New cooperation agreements have been signed with two Ethiopian universities. On the Hungarian side they have been authorized by dr. Norbert Kis, Vice-Rector for Continuing Education and International Affairs, while his partners on the Ethiopian part were prof. Fikadu Beyene, President of the Ethiopian Civil Service University, and dr. Goitom Tegeng, Director General, Head of International Relations at the Mekelle University.
Primarily the agreements concentrate on the organization of joint research programmes, conferences and forums, but they leave space for the establishment of common courses as well. The agreement signed with the Ethiopian Civil Service University extends the Erasmus+ programme whilst the document shared with the Mekelle University puts a 5-yr cooperation programme into action detailing joint scientific and educational activities related to the fields of public administration, public employee training, research and publication.
The said documents are parts of NUPS’ internationalization project allowing students from abroad to attend classes in the framework of the Stipendium Hungaricum and Erasmus+ mobility programmes. Dr. Kis said “NUPS is first and foremost committed to cooperation seeing that problems which affect everyone can be solved a lot easier in case we join forces.”
Márk Horváth, present at the event on behalf of the Ministry of Foreign Affairs and Trade declared that the documents signed will play an integral part of our future as Africa is a rapidly developing continent and is renowned for its excellent diplomacy. The education-oriented contracts will hopefully be followed by economic agreements in the upcoming years.
Solomon Fishia, head of the Ethiopian delegation welcomed the visit in general given that the Ethiopian government is currently implementing a reform involving the public sector regarding which the Hungarian trip has provided a number of lessons. Fikadu Beyene, President of the Ethiopian Civil Service University expressed his hope of exploring the national cultures as well as the world through the cooperation. “Our work together will turn mirrors into windows” – summed up the director the prospects in a metaphor. Dr. Goitom Tegeng, Director of the Mekelle University agreed to his colleagues and added: education is the key to our future.
Offering state- and regional level training for public servants, the Ethiopian Civil Service University was founded in 1995 and is located in Addis-Ababa. As part of the ECSU Vision programme it aims to become the leading university of Africa by 2025, creating transparency in the public administration.
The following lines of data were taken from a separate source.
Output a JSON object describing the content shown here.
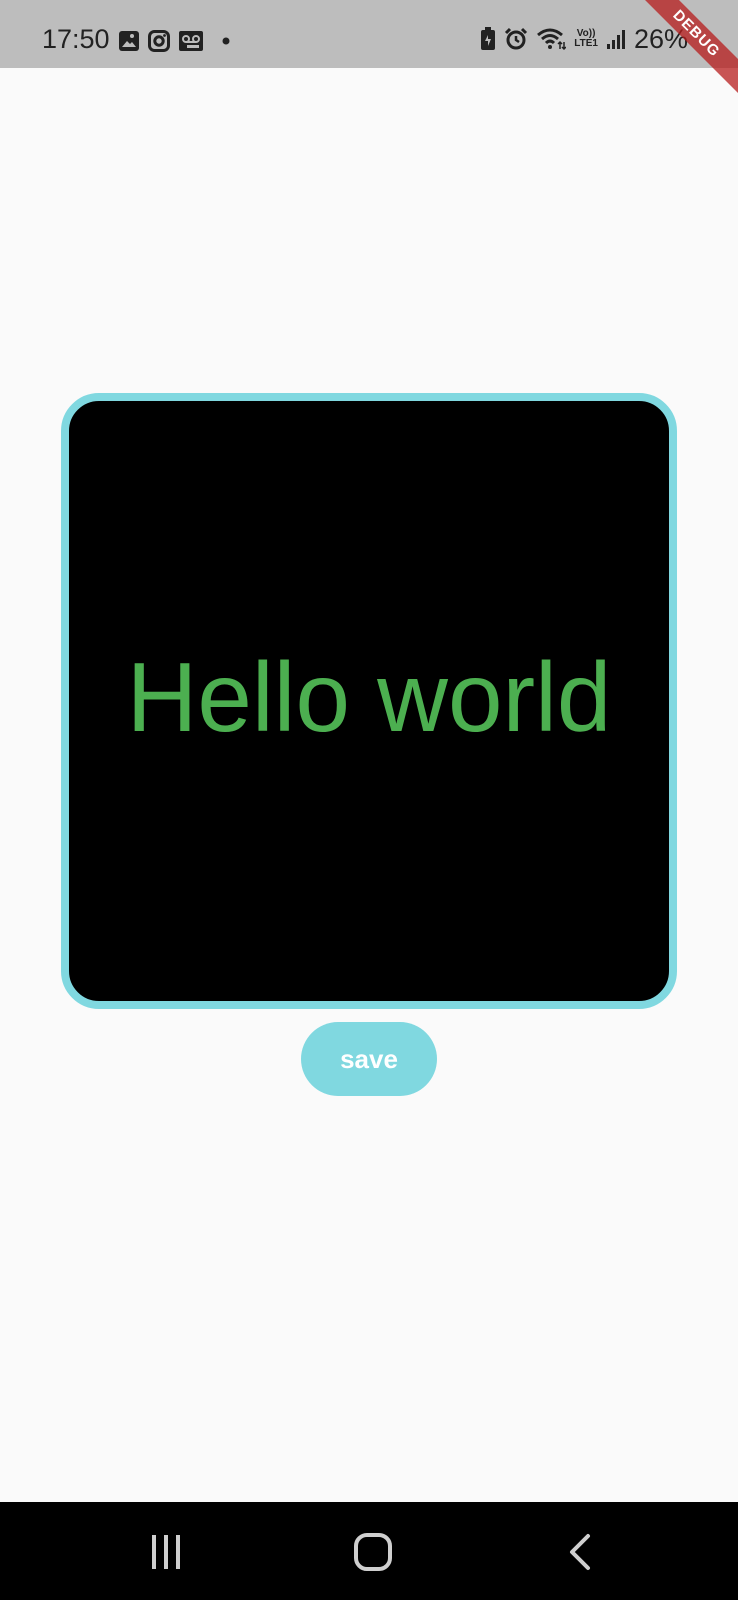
{
  "status_bar": {
    "time": "17:50",
    "battery": "26%",
    "network": "LTE1",
    "icons_left": [
      "gallery-icon",
      "instagram-icon",
      "voicemail-icon",
      "dot-icon"
    ],
    "icons_right": [
      "battery-saver-icon",
      "alarm-icon",
      "wifi-icon",
      "volte-icon",
      "signal-icon"
    ]
  },
  "debug_banner": {
    "label": "DEBUG"
  },
  "card": {
    "text": "Hello world",
    "text_color": "#4caf50",
    "background": "#000000",
    "border_color": "#80d8e0"
  },
  "save_button": {
    "label": "save",
    "color": "#80d8e0"
  },
  "nav_bar": {
    "buttons": [
      "recent-apps-icon",
      "home-icon",
      "back-icon"
    ]
  }
}
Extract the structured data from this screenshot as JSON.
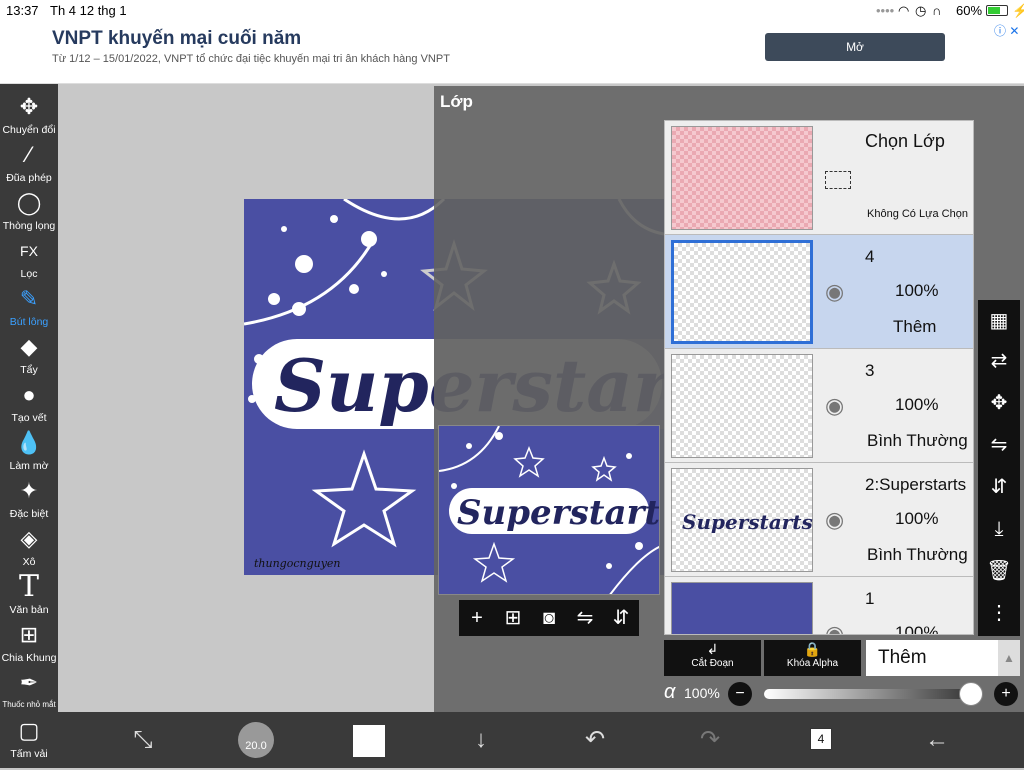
{
  "status": {
    "time": "13:37",
    "date": "Th 4 12 thg 1",
    "battery": "60%"
  },
  "ad": {
    "title": "VNPT khuyến mại cuối năm",
    "subtitle": "Từ 1/12 – 15/01/2022, VNPT tổ chức đại tiệc khuyến mại tri ân khách hàng VNPT",
    "open_label": "Mở",
    "info": "ⓘ ✕"
  },
  "tools": [
    {
      "label": "Chuyển đổi",
      "icon": "move-icon"
    },
    {
      "label": "Đũa phép",
      "icon": "magic-wand-icon"
    },
    {
      "label": "Thòng lọng",
      "icon": "lasso-icon"
    },
    {
      "label": "Lọc",
      "icon": "fx-icon"
    },
    {
      "label": "Bút lông",
      "icon": "brush-icon"
    },
    {
      "label": "Tẩy",
      "icon": "eraser-icon"
    },
    {
      "label": "Tạo vết",
      "icon": "smudge-icon"
    },
    {
      "label": "Làm mờ",
      "icon": "blur-icon"
    },
    {
      "label": "Đặc biệt",
      "icon": "special-icon"
    },
    {
      "label": "Xô",
      "icon": "bucket-icon"
    },
    {
      "label": "Văn bản",
      "icon": "text-icon"
    },
    {
      "label": "Chia Khung",
      "icon": "frame-divider-icon"
    },
    {
      "label": "Thuốc nhỏ mắt",
      "icon": "eyedropper-icon"
    },
    {
      "label": "Tấm vải",
      "icon": "canvas-icon"
    }
  ],
  "active_tool": "Bút lông",
  "artwork": {
    "text": "Superstarts",
    "signature": "thungocnguyen"
  },
  "layer_panel": {
    "title": "Lớp",
    "selection_layer": {
      "name": "Chọn Lớp",
      "status": "Không Có Lựa Chọn"
    },
    "layers": [
      {
        "name": "4",
        "opacity": "100%",
        "mode": "Thêm",
        "selected": true
      },
      {
        "name": "3",
        "opacity": "100%",
        "mode": "Bình Thường",
        "selected": false
      },
      {
        "name": "2:Superstarts",
        "opacity": "100%",
        "mode": "Bình Thường",
        "selected": false
      },
      {
        "name": "1",
        "opacity": "100%",
        "mode": "",
        "selected": false
      }
    ],
    "clip_label": "Cắt Đoạn",
    "alpha_lock_label": "Khóa Alpha",
    "blend_mode": "Thêm",
    "alpha_symbol": "α",
    "alpha_value": "100%"
  },
  "bottom": {
    "brush_size": "20.0",
    "layer_count": "4"
  }
}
Mekelle University lies about 800 kilometres far from the Ethiopian capital and has come to life with the merger of two other institutions of higher education: Mekelle Business College and Mekelle University College in May 2000. The university currently operates with seven faculties and eight institutions, offering 90 bachelor and 70 graduate level programmes. Mekelle University has approximately 31,000 students, roughly equalling 10% of Mekelle’s population.
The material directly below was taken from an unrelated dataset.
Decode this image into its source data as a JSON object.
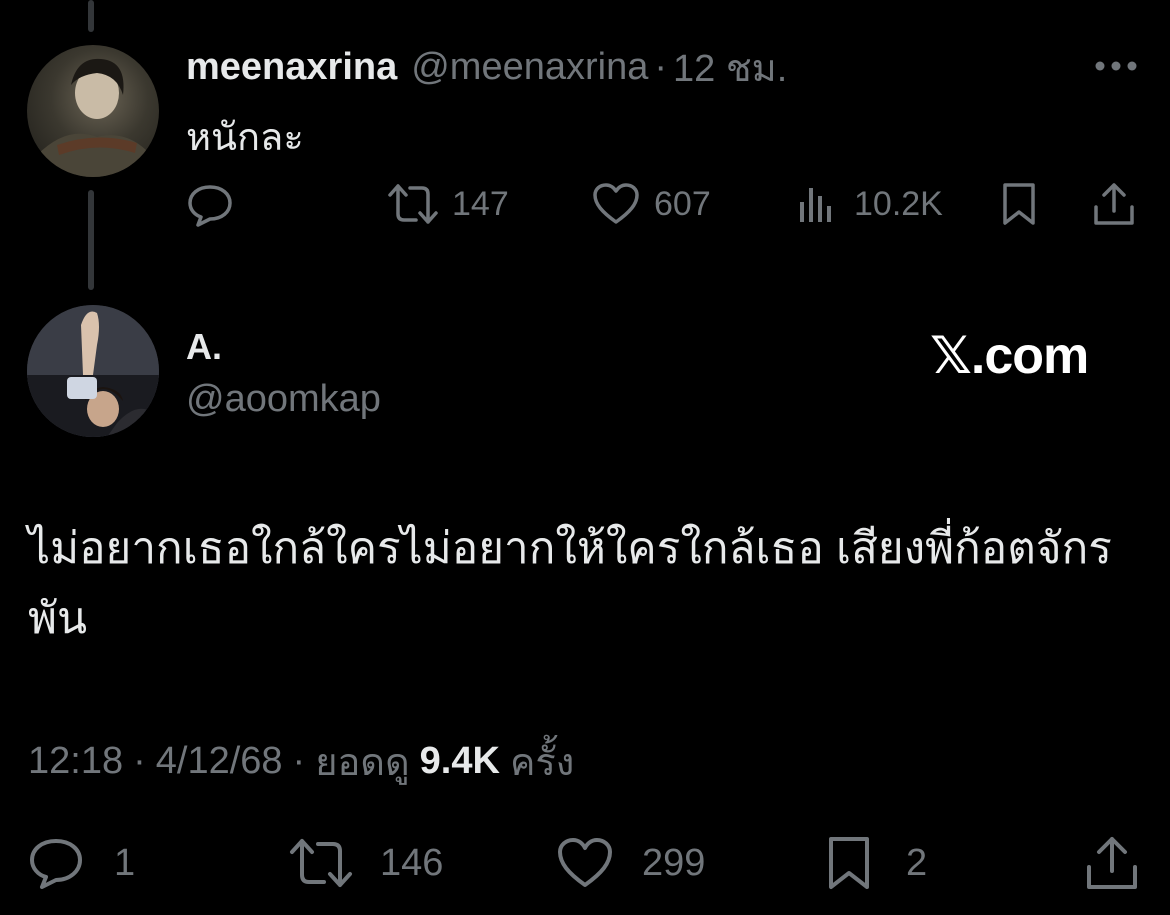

Text: Dorottya Petery
Photos: Denes Szilagyi
“Today’s meeting is a milestone in the history of the Ethiopian-Hungarian relations” – said dr. Norbert Kis, Vice-Rector for Continuing Education and International Affairs on a reception called together to greet a fourteen-person African delegation consisting of Ethiopian officials. In addition to the exchange of thoughts, the purpose of the Ethiopian visit is to create a basis for further cooperation, including mutual aid with the Mekelle University. The delegation stays in our country till 3 July and shall participate in several conferences.
On the first programme of the week, Zita Szatmári Vágó representative of the Ministry of Foreign Affairs and Trade told the audience that the African visit is not only important for the National University of Public Service, but for the whole nation as it aligns with the government strategy of “Opening to the South”. Having recognized the potential of the black continent, it is in our best interest to expand the coalition network regarding diplomacy and education to the countries of the Sub-Saharan Africa – added the expert – especially since civil diplomacy is gaining a bigger and bigger role in our times.
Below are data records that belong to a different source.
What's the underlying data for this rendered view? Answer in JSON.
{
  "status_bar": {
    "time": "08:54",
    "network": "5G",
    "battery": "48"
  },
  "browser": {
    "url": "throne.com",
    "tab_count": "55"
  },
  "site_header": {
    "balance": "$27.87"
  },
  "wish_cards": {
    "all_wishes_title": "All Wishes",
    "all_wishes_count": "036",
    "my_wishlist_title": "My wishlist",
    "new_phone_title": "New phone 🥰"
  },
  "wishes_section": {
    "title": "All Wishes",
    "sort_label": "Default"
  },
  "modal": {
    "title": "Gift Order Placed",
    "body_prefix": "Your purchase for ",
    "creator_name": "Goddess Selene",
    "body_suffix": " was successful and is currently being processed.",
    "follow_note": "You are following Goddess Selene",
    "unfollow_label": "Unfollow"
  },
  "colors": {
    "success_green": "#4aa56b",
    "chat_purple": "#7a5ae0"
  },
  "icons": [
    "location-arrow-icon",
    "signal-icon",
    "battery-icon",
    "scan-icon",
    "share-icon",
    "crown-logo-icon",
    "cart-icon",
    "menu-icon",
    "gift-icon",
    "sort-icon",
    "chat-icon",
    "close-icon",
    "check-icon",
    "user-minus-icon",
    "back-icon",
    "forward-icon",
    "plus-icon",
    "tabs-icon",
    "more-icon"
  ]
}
Dr. Viktor Marsai, assistant professor at the Department of International Security Studies provided a brief history of the Hungarian-African relations and explained that due to political reasons the links between have lost their power after the Second World War. While Hungary was focusing on joining the European Union and the NATO as fast as possible, its connections to the southern continent have loosened. However, since the 2010s the focus has shifted again which is well reflected by a number of events, such as the African Forum organized in Budapest in 2013 and 2015. The opening policy of today’s government is also apparent by looking at the consulates launched or restarted during the past years, e.g. that in Abuja, Addis Ababa, Accra or Luanda.
Dr. Gábor Baranyai, Special Advisor to the Minister on sustainable utilization of natural resources held a lecture on the diplomatic significance of water resources. He noted that the preservation of transnational river basins lies in our common interest thereby providing a starting point for regional cooperation. “Although Europe sees a number of agreements centring on water governance, many of those are outdated” – warned the advisor. The renewal of these would be needed taking care of future issues, such as the potential of water shortage and scarcity. With urbanization and climate change, the years after 1990 have triggered various processes that can become dangerous unless we intervene in time. Good examples to follow lie in the Spanish-Portuguese and the American-Mexican cooperation – advised the expert.
Text: Dorottya Petery
Photos: Denes Szilagyi